Survival Tips on
Robert's Rules of Order
When Six Steps Do Not Apply
We accept that the typical motion follows 6 steps.
Now let us review 2 Privileged Motions and 4 Incidental Motions which lack the 6 steps.
- Speaker stands, is recognized, and makes a motion.
- Motion is seconded.
- Presiding Officer restates the motion to the audience.
- The assembly debates the motion.
- The vote is taken.
- The chair announces whether the motion was adopted or not; instructs the correct officer to take action.
- Privileged Motions do not relate to the pending motion, but are of such immediate importance that they take precedence over any Main Motion.
- Question of Privilege: As a member of the audience you believe that you can not hear or see the proceedings, but you have a feasible solution. You have the right to stop the meeting, and have the problem corrected.
- Call for the Orders of the Day: You notice that the agenda specifies the time for each portion of the agenda. You notice that the part you are interested in is scheduled for 9:15 am, and the time is now 9:16 am. The meeting is stuck with the 9:05 am item. You 'Call for the Orders of the Day'. This automatically forces everyone to abandon the 9:05 item and deal with 9:15 item.

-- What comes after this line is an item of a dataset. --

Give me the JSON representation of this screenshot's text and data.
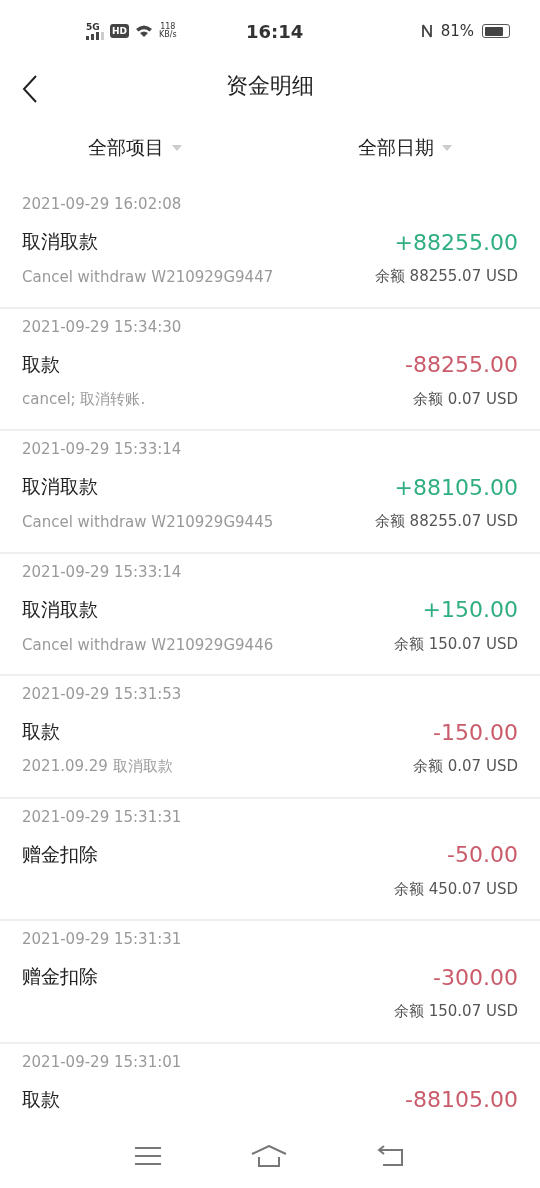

In both cases, you do not need to be recognized, or seconded. No one can amend or debate your motion! No vote is necessary. You can get your way without going through the 6 steps.
- Incidental Motions do not relate directly to the substance of the pending motion, but rather to the method of transacting the business of the motion. Incidental motions must be dealt with immediately.
- Point of Order: During a meeting you notice that someone (even the presiding officer) is disobeying Robert's Rules of Order. You state 'Point of Order' and explain your point. The Presiding Officer rules on your point and you help to keep everyone in line.
- Point of Information: One right no one can take from you is the right to understand the process and the potential consequences of the next voting. You have the right to stop business and have someone explain the process and consequences of the debate or the voting. Your request for information can not be ignored by the Presiding Officer.
- Division of Assembly: Whenever you doubt the Presiding Officer's hearing capabilities during a vote by loud ayes/nays, you can have the vote taken by having voters stand instead of yelling. You call for a 'Division of the Assembly' and the vote has to be retaken in a more accurate manner.
In the last 3 cases, you do not need to be recognized, or seconded. No one can amend or debate your motion! No vote is necessary. You can get your way without going through the 6 steps.
- Object to Consideration: Sometimes a sensitive or embarrassing motion is made. You can kill it before it is discussed by getting 2/3 of the assembly to agree with you to kill the motion before it is discussed.
In this case, you do not need to be recognized, or seconded. No one can amend or debate your motion! A 2/3 vote is necessary. You can get your way without going through the 6 steps.
If you know when the 6 steps do not applied, you can protect your rights as a member of an organization. Otherwise, somebody will undoubtedly and easily rob you of your rights.